Fool me once? Shame on you.
Fool me twice? Shame on me.
Nick Timothy reasonably said that one lesson of this election was that you can’t be straight with the electorate (apropos ‘dementia tax’). The lesson of the one before is that if you do the right and principled thing in politics you get shat on.
LORENZO CHERIN says
For someone who talks sense regularly , here you have taken leave of your senses !
Either we deal with Labour or nobody .
I am not left wing , but as someone who believes in social justice that is from here for long , the only game in town …
This has become the unfortunate split in politics: do you think we should all line up behind whomever runs Labour in order to keep the Tories out – or should we all line up behind whomever can keep Corbyn out of Number 10. It’s depressing, frankly.
You can dismiss this as paranoia if you wish, but the elephant in the room is the future of Northern Ireland – or maybe there are two elephants, the other one being the one that everyone is looking at, namely Brexit. I am sure that Theresa May has approached Tim Farron to see if she can do a deal with him rather than with the DUP. A deal with the DUP risks throwing Northern Ireland back into the days before the Good Friday Agreement, not because of anything that Sinn Fein might do, because the ballot has served them much better than the armalite ever did, but because there are still dissident republicans out there, and for the British government to be seen to be favouring the unionists would be cause for a new wave of support for militant republicanism.
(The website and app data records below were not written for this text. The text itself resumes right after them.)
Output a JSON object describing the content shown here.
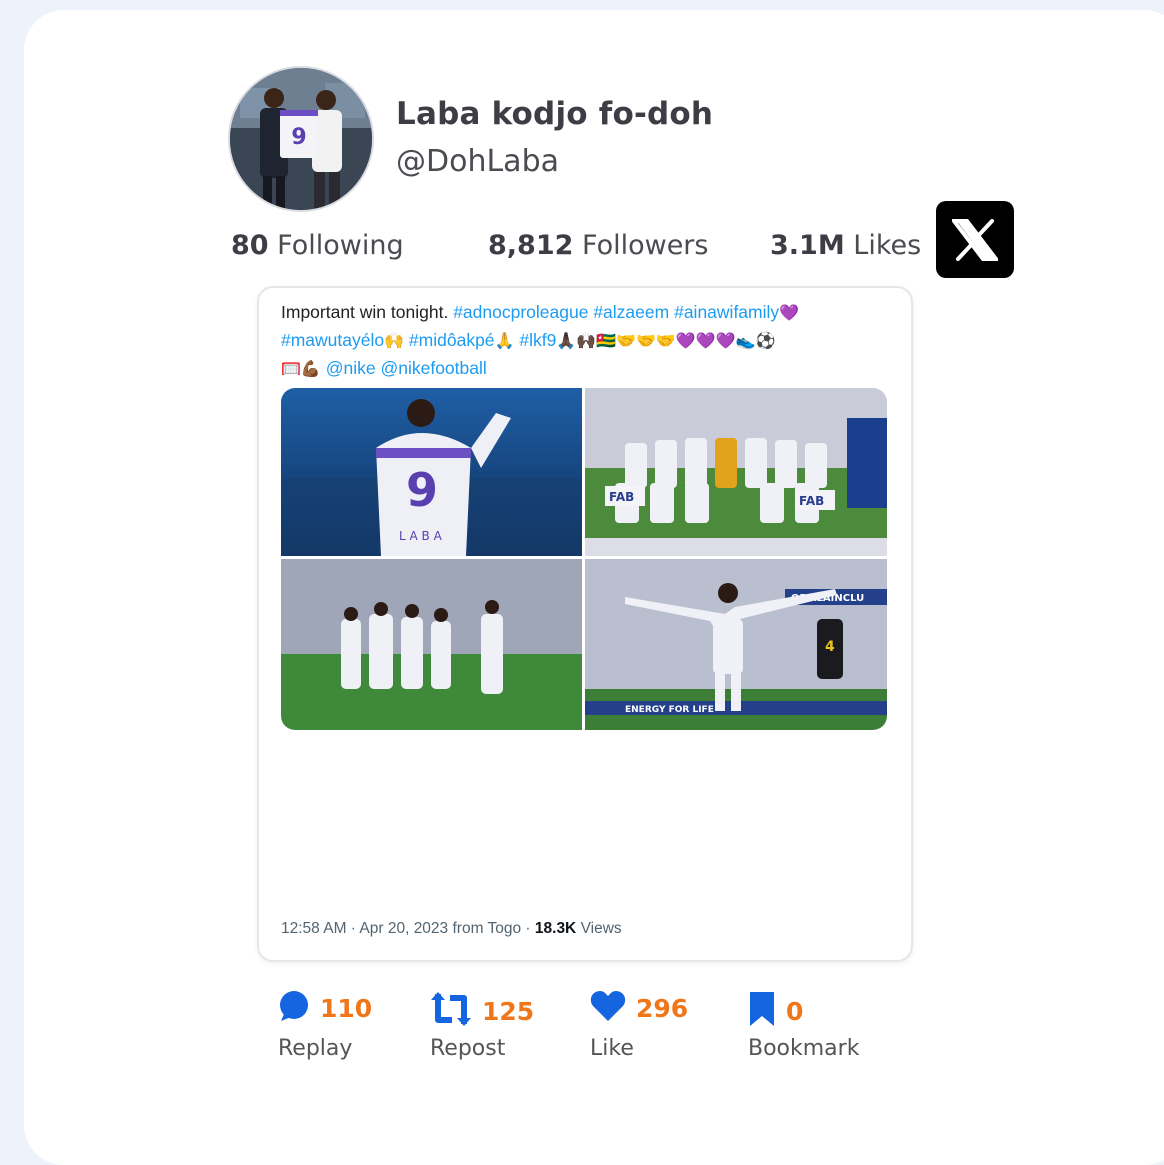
{
  "profile": {
    "name": "Laba kodjo fo-doh",
    "handle": "@DohLaba",
    "avatar_icon": "profile-photo"
  },
  "stats": {
    "following_count": "80",
    "following_label": "Following",
    "followers_count": "8,812",
    "followers_label": "Followers",
    "likes_count": "3.1M",
    "likes_label": "Likes"
  },
  "brand": {
    "logo_icon": "x-logo-icon"
  },
  "tweet": {
    "line1_text": "Important win tonight.",
    "line1_tags": [
      "#adnocproleague",
      "#alzaeem",
      "#ainawifamily"
    ],
    "line1_emoji": "💜",
    "line2_tags": [
      "#mawutayélo",
      "#midôakpé",
      "#lkf9"
    ],
    "line2_emoji": [
      "🙌",
      "🙏",
      "🙏🏿🙌🏿🇹🇬🤝🤝🤝💜💜💜👟⚽"
    ],
    "line3_emoji": "🥅💪🏾",
    "line3_mentions": [
      "@nike",
      "@nikefootball"
    ],
    "timestamp": "12:58 AM · Apr 20, 2023 from Togo · ",
    "views_count": "18.3K",
    "views_label": " Views"
  },
  "actions": [
    {
      "icon": "comment-icon",
      "count": "110",
      "label": "Replay"
    },
    {
      "icon": "repost-icon",
      "count": "125",
      "label": "Repost"
    },
    {
      "icon": "heart-icon",
      "count": "296",
      "label": "Like"
    },
    {
      "icon": "bookmark-icon",
      "count": "0",
      "label": "Bookmark"
    }
  ],
  "colors": {
    "accent_blue": "#1565e0",
    "count_orange": "#f0761a",
    "hashtag_blue": "#1d9bf0",
    "jersey_purple": "#6c4fc2"
  }
}
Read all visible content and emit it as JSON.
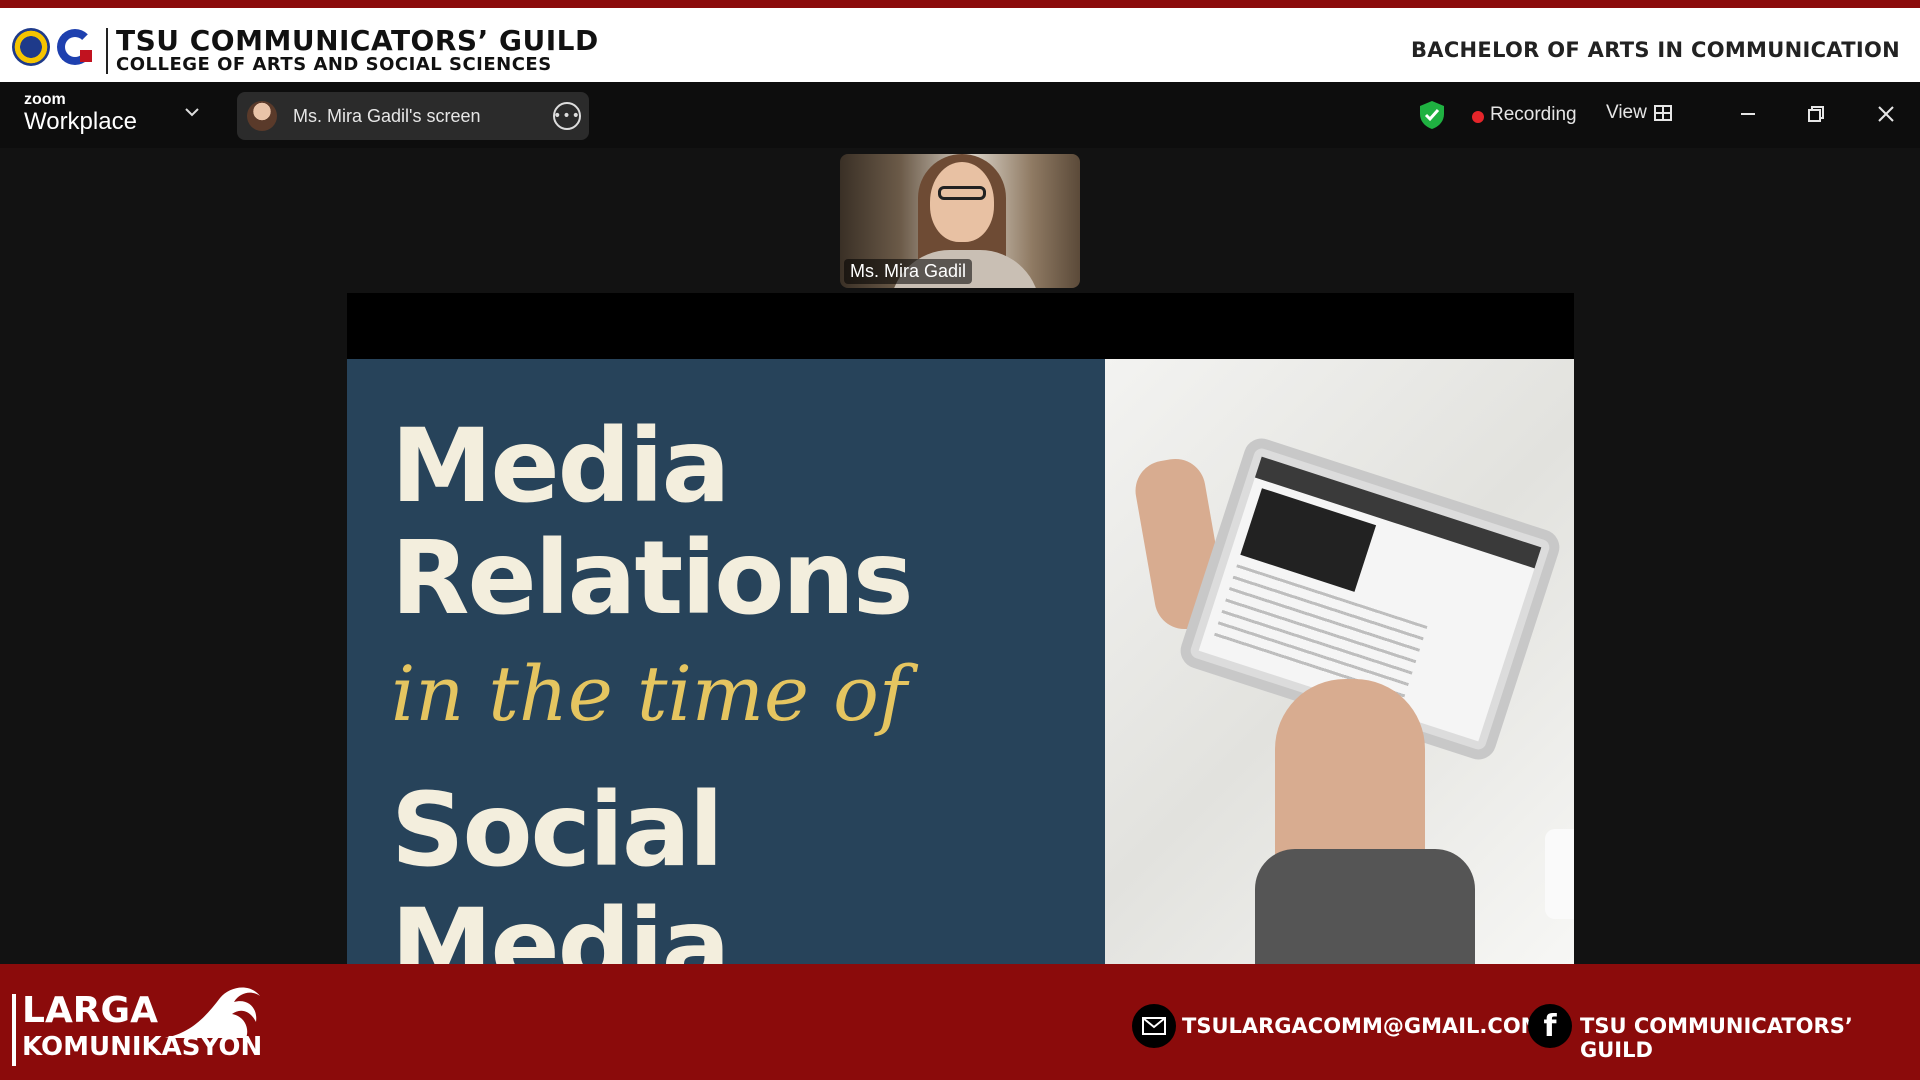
{
  "brand": {
    "title": "TSU COMMUNICATORS’ GUILD",
    "subtitle": "COLLEGE OF ARTS AND SOCIAL SCIENCES",
    "program": "BACHELOR OF ARTS IN COMMUNICATION",
    "accent": "#8b0b0b"
  },
  "zoom": {
    "logo_small": "zoom",
    "logo_big": "Workplace",
    "dropdown_icon": "chevron-down-icon",
    "screen_label": "Ms. Mira Gadil's screen",
    "more_icon": "more-options-icon",
    "security_icon": "shield-check-icon",
    "recording_label": "Recording",
    "recording_color": "#e5252a",
    "view_label": "View",
    "view_icon": "grid-icon",
    "window_controls": [
      "minimize-icon",
      "restore-icon",
      "close-icon"
    ]
  },
  "participant": {
    "name": "Ms. Mira Gadil"
  },
  "slide": {
    "line1": "Media",
    "line2": "Relations",
    "line3": "in the time of",
    "line4": "Social",
    "line5": "Media",
    "bg_color": "#27435a",
    "text_color": "#f3eedd",
    "accent_text_color": "#e5c560"
  },
  "footer": {
    "larga": "LARGA",
    "komunikasyon": "KOMUNIKASYON",
    "email": "TSULARGACOMM@GMAIL.COM",
    "facebook": "TSU COMMUNICATORS’ GUILD",
    "email_icon": "mail-icon",
    "facebook_icon": "facebook-icon"
  }
}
Those of us old enough to remember the Troubles also remember arms shipments from Libya, and PIRA members being trained by the PLO. The prospect of linkage between IS and violent Irish republicanism is something that must be giving British intelligence sleepless nights. Tim couldn’t do a deal with the Tories because whatever the consequences of not doing one the Party would not accept it. We saved the country once and they rewarded us with virtual extinction: if we do it again then that is the end for us. It’s a cruel dilemma.